Hundreds of South Carolina parents are expected to rally and possibly pull their children from schools on Monday to show their opposition to the Common Core State Standards.

The Columbia event is part of National Don’t Send Your Child to School Day, which was organized to raise awareness about Common Core. Those standards are the new requirements for what K-12 students must learn in English language arts and math.

“It is our hope that it sends a loud message to the education establishment and the decision makers in our state that we’re going to protect our children from these flawed standards,” said Sheri Few, president of South Carolina Parents Involved in Education, a group that is opposed to the standards.

Schools statewide already are using the standards in classroom lessons this year, and the state is slated to fully implement and test those standards during the 2014-15 school year. The state Education Oversight Committee and the state Board of Education adopted the standards three years ago, but resistance to their decision has been building in recent months as next school year approaches.

This isn’t the first time Few’s group has lead this kind of effort; they helped organize “Exposing Common Core, One Rotten Apple,” another Columbia rally that took place on a Saturday in September.

Few said they thought carefully about whether to encourage parents to remove their children from school, and she said doing so for one day doesn’t make them truant. Parents only should participate if their children aren’t at risk for being truant, which is defined as three consecutive unlawful absences or a total of five, she said.

“Missing one day of school is not nearly as controversial or damaging than forcing developmentally inappropriate standards on children that will cause psychological damage,” Few said. “Sometimes it takes desperate action to get attention on an important issue.”

Charleston County School District hasn’t taken a position on the political issue, although it has invested money and spent time preparing educators to understand and teach the standards.
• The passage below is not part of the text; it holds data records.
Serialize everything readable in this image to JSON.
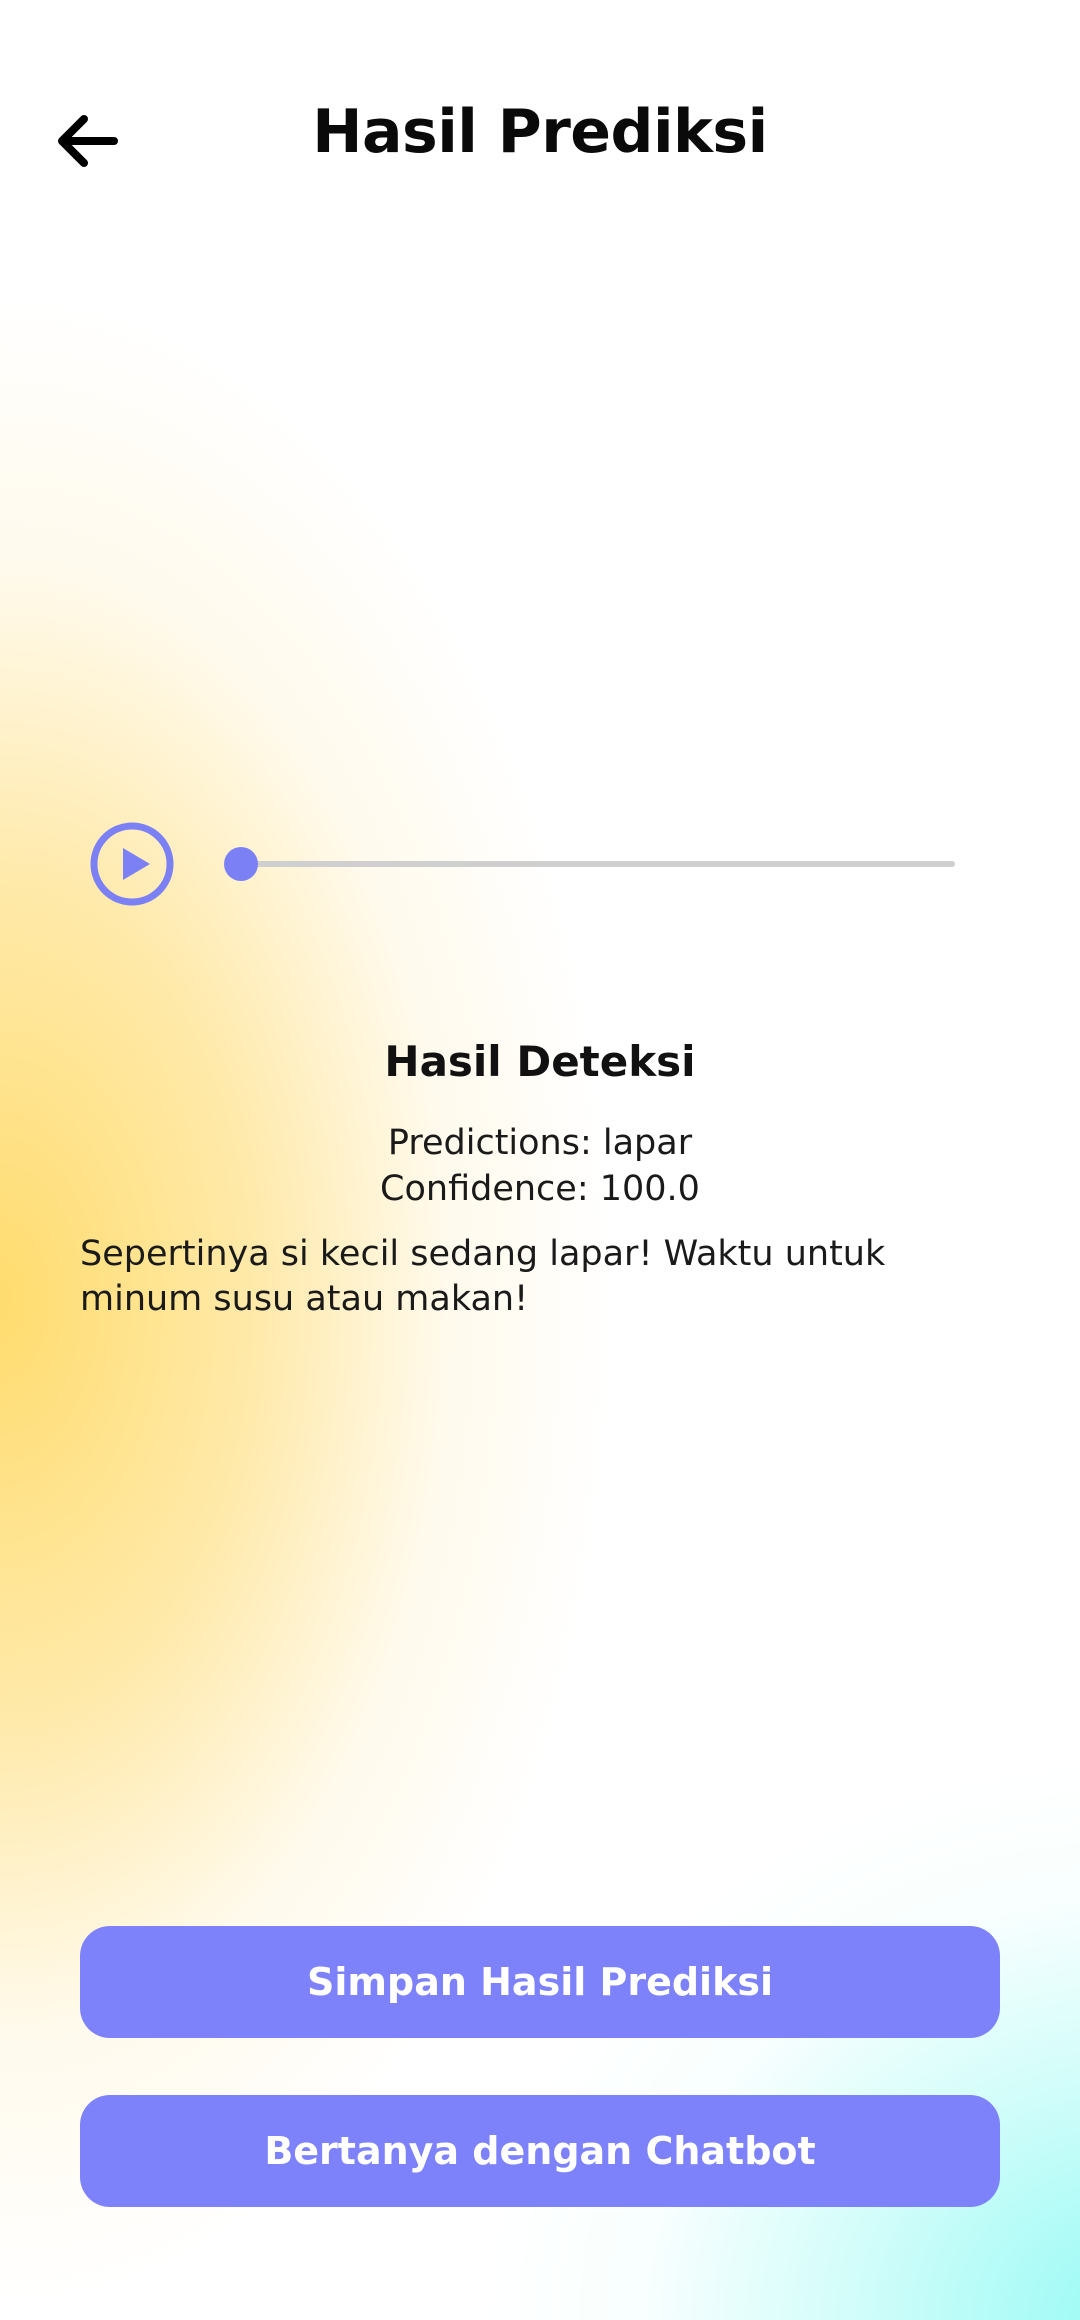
{
  "header": {
    "title": "Hasil Prediksi",
    "back_icon": "arrow-left-icon"
  },
  "player": {
    "play_icon": "play-circle-icon",
    "progress": 0,
    "accent_color": "#7b80f5"
  },
  "result": {
    "heading": "Hasil Deteksi",
    "prediction_text": "Predictions: lapar",
    "confidence_text": "Confidence: 100.0",
    "message": "Sepertinya si kecil sedang lapar! Waktu untuk minum susu atau makan!"
  },
  "actions": {
    "save_label": "Simpan Hasil Prediksi",
    "chat_label": "Bertanya dengan Chatbot",
    "button_color": "#7d82fb"
  }
}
Some school board members have advocated not using the standards because it removes local control, which has been a common concern among some conservatives.

Schools Superintendent Nancy McGinley said local and national leaders are trying to improve student achievement by endorsing Common Core.

“Allowing students to miss a full day of instruction may very well accomplish the opposite,” she said.

“Before jumping to the conclusion that it’s wrong to embrace content standards that will make our South Carolina graduates more globally competitive, I would urge all parents to use a portion of their day on Monday to gain first-hand facts about Common Core State Standards.”

Roger O’Sullivan, a Mount Pleasant resident and retiree, has volunteered as a regional leader with Parents Involved in Education. He said he’s heard from at least a dozen Charleston area residents who plan to attend the rally but he’s not sure how many will pull their children from school.

He said he has nine grandchildren, and he’s working on this issue for them. He said children don’t need to be fed this kind of propaganda, and state lawmakers need to step up and prevent this from happening.

“We need a state to take the lead and drop out (of Common Core),” he said. “We don’t have a state that’s doing that yet.”

Six senators, including state Sen. Larry Grooms, R-Bonneau, and state Sen. Chip Campsen, R-Charleston, have proposed legislation that would prevent Common Core from being implemented in South Carolina.

Monday’s protest begins at 10 a.m. and will include a march around the city block surrounding the South Carolina Department of Education. Five local and national speakers then will talk about the Common Core on the steps of the state department building.

Reach Diette Courrégé Casey at @Diette on Twitter or 843-937-5546.